Insurance plans sold on the Affordable Care Act Marketplace are required to provide mental health and substance use coverage, however, and can’t put a financial limit on the amount of coverage provided in a given year.
Can I confirm my coverage before I enroll in treatment?
Yes, and you should. Not every insurance plan covers every treatment program, so it’s wise to confirm that your insurance will cover your preferred provider before enrolling. Luckily, this process is quick and easy. Just ask your provider of choice to verify your insurance benefits. During this process, they may ask for some details from you, including:
- Your name and address
- Your insurance provider
- Number and details of your insurance policy
It’s important to provide accurate details during this process. If you’re not sure about the details of your policy, contact your employer or your insurance company directly. Once benefits are verified, you can be more confident that insurance will cover the provider of your choice.
How do I know what my insurance is actually covering during treatment?
One of the easiest ways to verify what your insurance coverage is actually paying for during addiction treatment is to review the documentation that your insurance provider is required to send to you. Some providers will call these documents a statement of benefits, while others may use different terminology.
After your insurance provider has covered a particular aspect of your treatment, they should send you a breakdown in writing of what they have paid, as well as how much is still left for you to cover. This amount will vary depending on factors like the size of your deductible, as well as the type of insurance plan you have.
When you receive your statement, review it carefully for a few important details. These include:
- What aspects of your treatment your insurance provider covered
- What aspects of your treatment your insurance provider did not cover
- How much you owe after your insurance payment
- Whether you have met your deductible or still owe an additional amount
It’s also wise to look for any unexpected charges or lapses in coverage. This commonly happens in two ways. Your insurer could mistakenly miss a payment that you are owed, or your provider could mistakenly charge for a service. It’s important to be an educated consumer and make sure your benefits are being applied where they should.
Does government-run health insurance provide addiction treatment services?
Yes. The government-run health insurance program Medicare provides addiction treatment benefits for certain needs. These include:
- Medication-assisted treatment for opioid addiction
- Substance use therapy and counseling
- Drug testing
- Screening and intervention for addiction in a hospital setting
- Inpatient addiction treatment
- Outpatient addiction treatment
However, it’s important to note that not every addiction treatment provider accepts Medicare and other government-run insurance programs. If you are relying on this coverage for your treatment, make sure to ask upfront about whether or not your chosen provider has such coverage. It’s important that you work with a Medicare-certified provider if you want to be covered under the insurance program.
Where can I get my questions answered about addiction treatment and insurance coverage?
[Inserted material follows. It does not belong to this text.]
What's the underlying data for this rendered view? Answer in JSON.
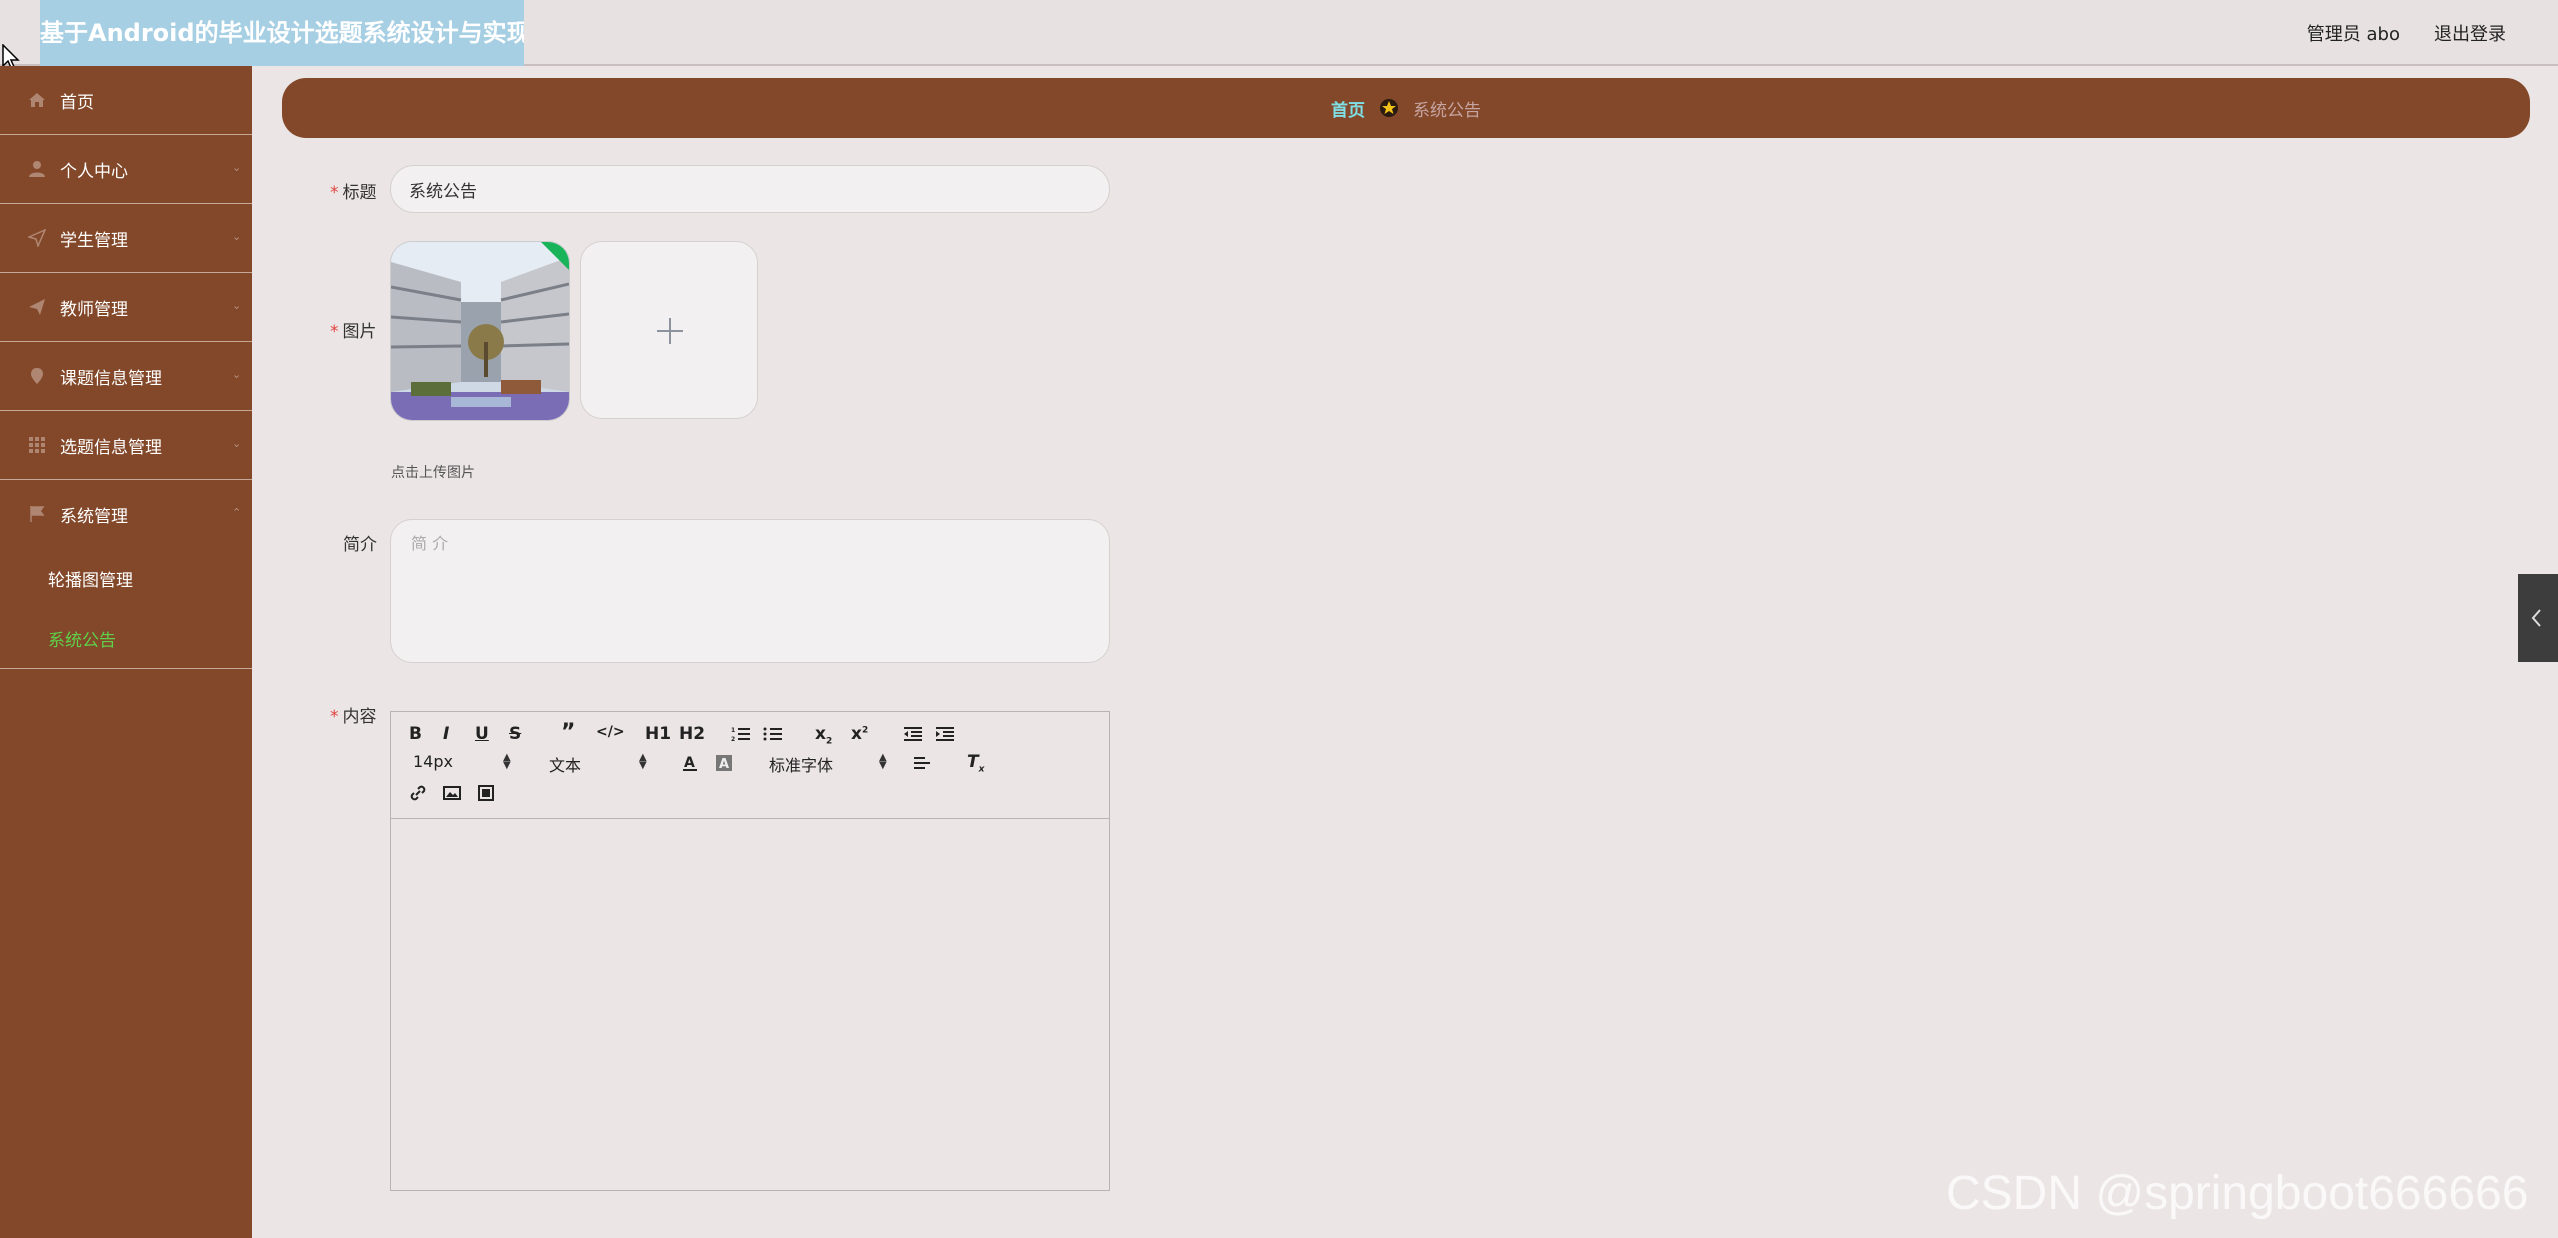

Both addiction treatment and insurance coverage can be confusing and daunting. But don’t let that intimidate you. Don’t be afraid to ask questions of both your treatment provider and insurer to better understand your options. We’ve put together a list of suggested questions below to help you get started.
Treatment Provider Questions
- Which insurances do you accept?
- Are your services in or out of network for most insurers?
- Can you verify my insurance benefits?
- What are my payment options for any amounts not covered by insurance?
- Do you have any other payment-related policies I should understand?
- Do you offer mental health and substance use treatment benefits?
- Are there any limitations on those benefits?
- How does coverage typically work with addiction treatment providers?
- How much is my deductible for mental health and substance use treatment?
- Do you have a point of contact for further questions, particularly about benefits?